__Task requirements__
Among the lines listed below, count those that include the string "icon", and state only the count.

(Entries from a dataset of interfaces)
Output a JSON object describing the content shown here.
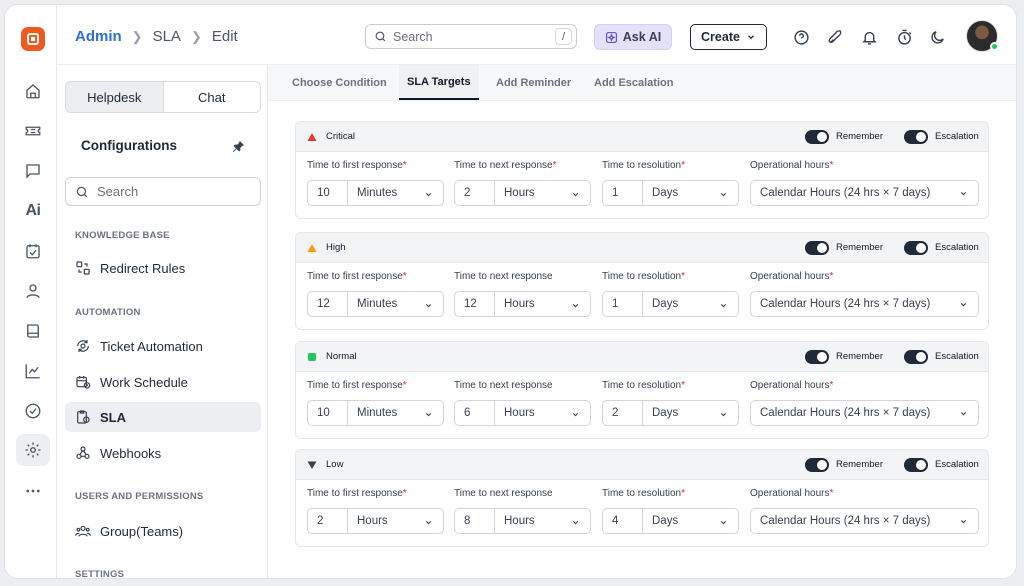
{
  "breadcrumb": [
    "Admin",
    "SLA",
    "Edit"
  ],
  "search": {
    "placeholder": "Search",
    "shortcut": "/"
  },
  "ask_ai_label": "Ask AI",
  "create_label": "Create",
  "sidebar": {
    "segments": [
      "Helpdesk",
      "Chat"
    ],
    "title": "Configurations",
    "search_placeholder": "Search",
    "sections": [
      {
        "label": "KNOWLEDGE BASE",
        "items": [
          "Redirect Rules"
        ]
      },
      {
        "label": "AUTOMATION",
        "items": [
          "Ticket Automation",
          "Work Schedule",
          "SLA",
          "Webhooks"
        ]
      },
      {
        "label": "USERS AND PERMISSIONS",
        "items": [
          "Group(Teams)"
        ]
      },
      {
        "label": "SETTINGS",
        "items": []
      }
    ],
    "active_item": "SLA"
  },
  "tabs": [
    "Choose Condition",
    "SLA Targets",
    "Add Reminder",
    "Add Escalation"
  ],
  "active_tab": "SLA Targets",
  "field_labels": {
    "first_response": "Time to first response",
    "next_response": "Time to next response",
    "resolution": "Time to resolution",
    "operational": "Operational hours"
  },
  "toggle_labels": {
    "remember": "Remember",
    "escalation": "Escalation"
  },
  "priorities": [
    {
      "name": "Critical",
      "color": "#e53935",
      "icon": "triangle-up",
      "next_required": true,
      "first": {
        "value": "10",
        "unit": "Minutes"
      },
      "next": {
        "value": "2",
        "unit": "Hours"
      },
      "resolution": {
        "value": "1",
        "unit": "Days"
      },
      "operational": "Calendar Hours (24 hrs × 7 days)",
      "remember": true,
      "escalation": true
    },
    {
      "name": "High",
      "color": "#f59e0b",
      "icon": "triangle-up",
      "next_required": false,
      "first": {
        "value": "12",
        "unit": "Minutes"
      },
      "next": {
        "value": "12",
        "unit": "Hours"
      },
      "resolution": {
        "value": "1",
        "unit": "Days"
      },
      "operational": "Calendar Hours (24 hrs × 7 days)",
      "remember": true,
      "escalation": true
    },
    {
      "name": "Normal",
      "color": "#22c55e",
      "icon": "square",
      "next_required": false,
      "first": {
        "value": "10",
        "unit": "Minutes"
      },
      "next": {
        "value": "6",
        "unit": "Hours"
      },
      "resolution": {
        "value": "2",
        "unit": "Days"
      },
      "operational": "Calendar Hours (24 hrs × 7 days)",
      "remember": true,
      "escalation": true
    },
    {
      "name": "Low",
      "color": "#374151",
      "icon": "triangle-down",
      "next_required": false,
      "first": {
        "value": "2",
        "unit": "Hours"
      },
      "next": {
        "value": "8",
        "unit": "Hours"
      },
      "resolution": {
        "value": "4",
        "unit": "Days"
      },
      "operational": "Calendar Hours (24 hrs × 7 days)",
      "remember": true,
      "escalation": true
    }
  ]
}
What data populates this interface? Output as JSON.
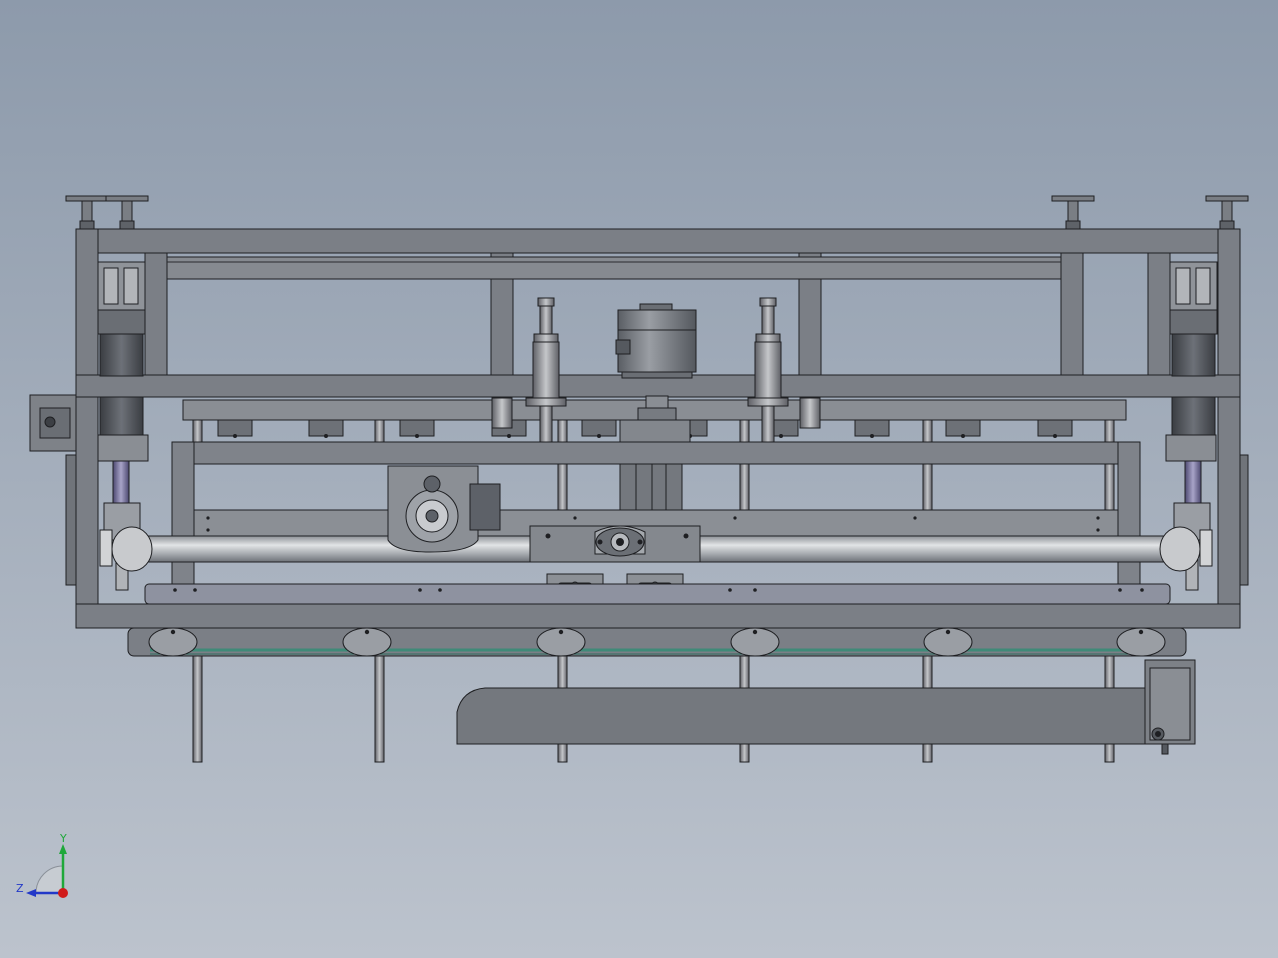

__The completed task__
4